I can only speak for myself, but at my recent visit to the Craig Street Starbucks in search of a caramel frap, I found the whole thing pretty damn unusual. I’ve long suspected Starbucks of putting nicotine (or something similar) in their coffee, but this is serious. As far as I’m concerned, this might be the last straw, the last plasticky-green straw. I might have had it. Starbucks, we need to talk.
Which is more disturbing: That this isn’t some caffeine-induced coma or that Starbucks really has reduced itself to pimping movies? That I’m strangely tempted to suck it up and trek the extra couple of yards to Kiva Han? Or — oh no — does it get even worse? What could possibly be worse than how weird it is that Starbucks is allowing its walls to be sullied with an ad campaign? Only one thing: That it’s not very weird at all.

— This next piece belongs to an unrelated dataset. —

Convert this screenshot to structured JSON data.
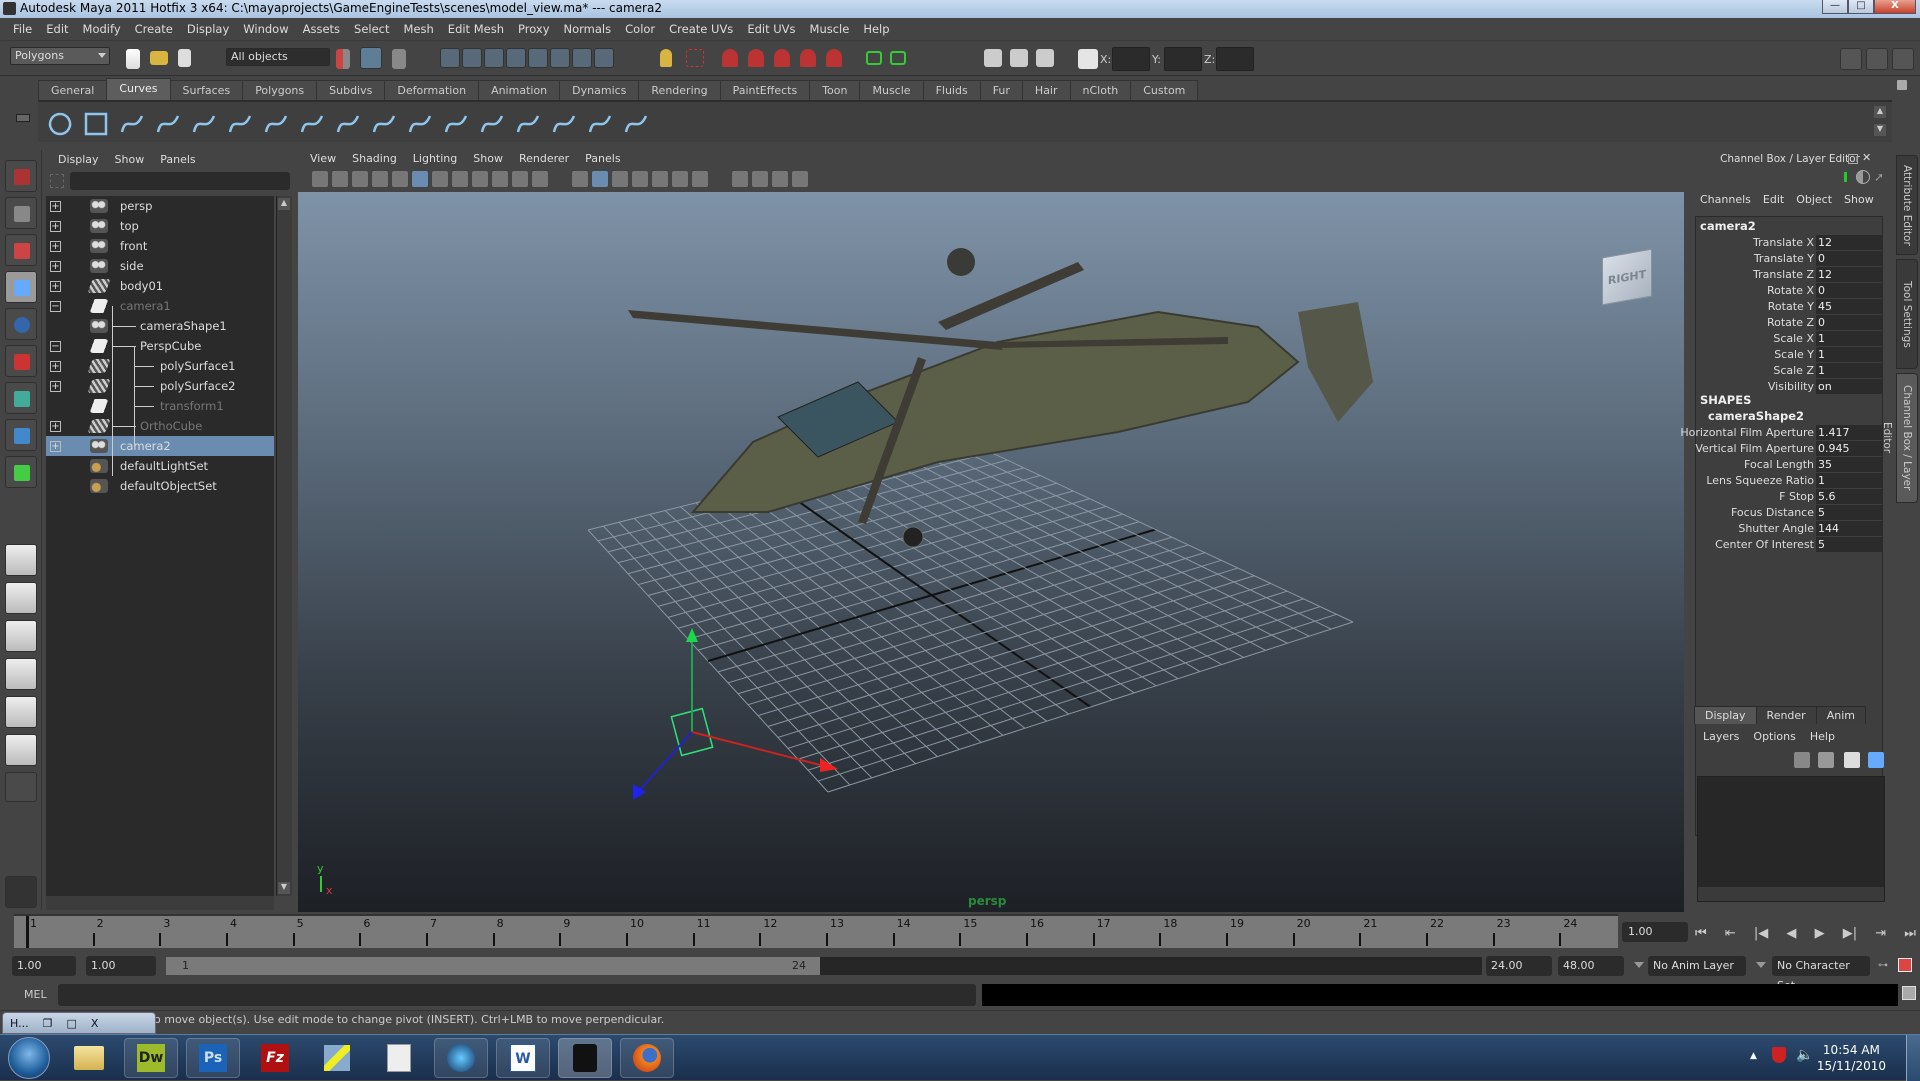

Screw biscotti — I should be eating my words. Initially, I was so shocked about this Akeelah business that I nearly forgot that I’ve been coming to Starbucks for entertainment advice for years. And by I, I mean America. But back to me: Whenever I see an XM radio, the Starbucks station is my first inclination. I can never seem to make it past one of their CD racks without at least fingering the selection, perhaps making a purchase. And as for literature — I can’t recall the last time I entered a Barnes and Noble that didn’t have a Starbucks nestled somewhere within. What is film but the next stop in Starbucks’ conquest of all that is media?
Whatever Starbucks is trying to pull in the world of entertainment seems to be in fundamental opposition to what it means to be a coffeehouse. If all I had was a craving for java, I’d go to McDonald’s. But a coffeehouse is more than that, and it has nothing to do with movies chronicling inner-city spelling-bee participants.
In Europe and colonial America, coffeehouses were significant meeting places for revolutionaries. People came to share their ideas, not get them with their beverages. The Sons of Liberty met to discuss the Boston Tea Party at the historic Green Dragon Tavern. In Paris, plans made at the Café de Foy culminated in the storming of the Bastille. What plans are we making now? “Meet me outside Loews at 7”?
As Starbucks continues to epitomize the American coffee house, is it any wonder that we Americans are often scolded for our 21st-century apathy? All I know is that if I want to have a heated discussion about the war in Iraq, abortion, same-sex marriages, or a host of other provocative topics, I don’t go looking for it at Starbucks.
Maybe that’s just what coffeehouses have become. But just because I won’t be doing any revolutionary scheming over a white hot chocolate anytime soon doesn’t mean that I’m content with allowing Starbucks to continue such over-the-top marketing. Maybe spelling is important — there’s but a small difference between customer and consumer. Which one do you want to be?
Starbucks, I’ve got one word for you: U-N-A-C-C-E-P-T-A-B-L-E.